Dataset rows for apps and sites
+--

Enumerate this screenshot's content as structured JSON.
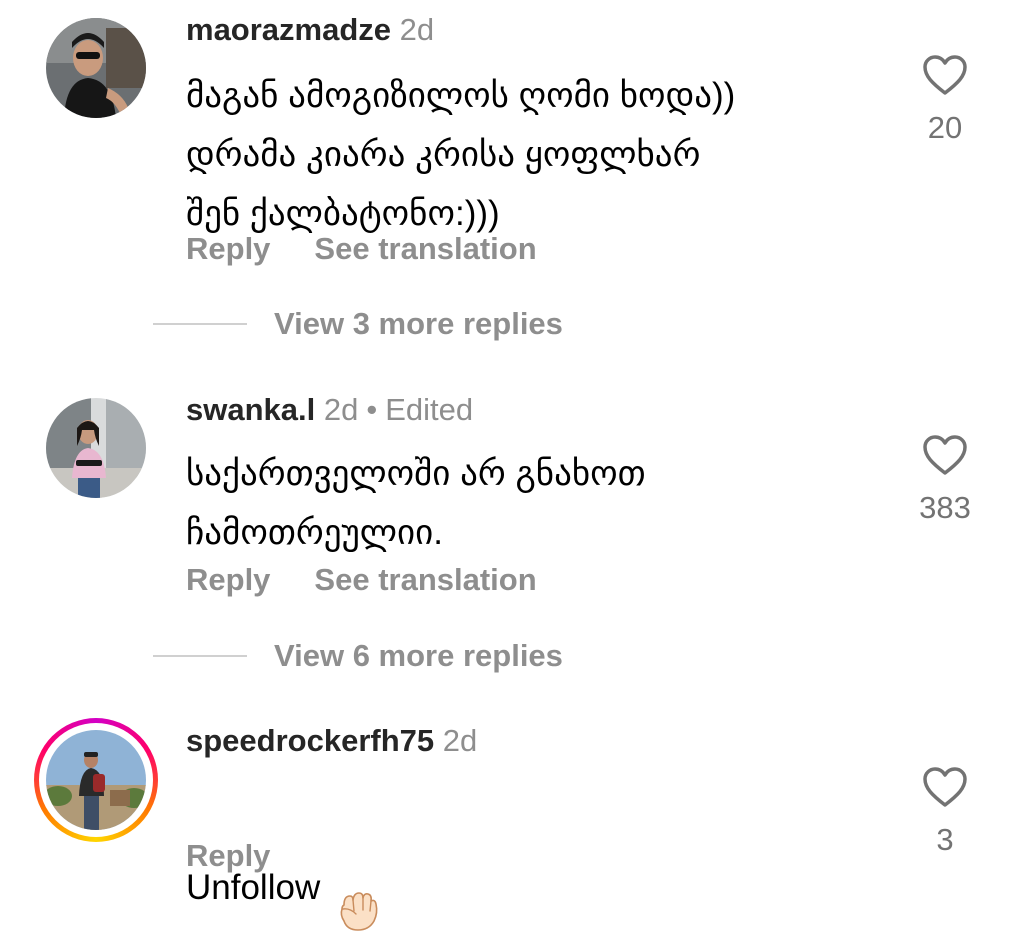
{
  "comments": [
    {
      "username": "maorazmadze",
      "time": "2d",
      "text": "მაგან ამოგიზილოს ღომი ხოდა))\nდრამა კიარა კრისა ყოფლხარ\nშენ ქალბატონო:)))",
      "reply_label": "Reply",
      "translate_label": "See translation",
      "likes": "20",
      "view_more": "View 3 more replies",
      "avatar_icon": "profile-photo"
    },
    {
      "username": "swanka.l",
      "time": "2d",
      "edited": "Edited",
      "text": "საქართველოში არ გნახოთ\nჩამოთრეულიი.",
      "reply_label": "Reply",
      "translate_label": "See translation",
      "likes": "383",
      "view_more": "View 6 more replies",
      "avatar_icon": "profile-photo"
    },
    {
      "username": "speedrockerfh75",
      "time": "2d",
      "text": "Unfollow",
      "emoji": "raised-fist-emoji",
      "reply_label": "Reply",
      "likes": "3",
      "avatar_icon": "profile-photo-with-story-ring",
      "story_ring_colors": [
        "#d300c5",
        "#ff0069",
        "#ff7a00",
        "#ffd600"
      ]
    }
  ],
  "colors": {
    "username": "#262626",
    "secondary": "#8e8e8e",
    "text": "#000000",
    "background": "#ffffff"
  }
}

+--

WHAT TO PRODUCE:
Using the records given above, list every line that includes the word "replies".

FINAL ANSWER:
      "view_more": "View 3 more replies",
      "view_more": "View 6 more replies",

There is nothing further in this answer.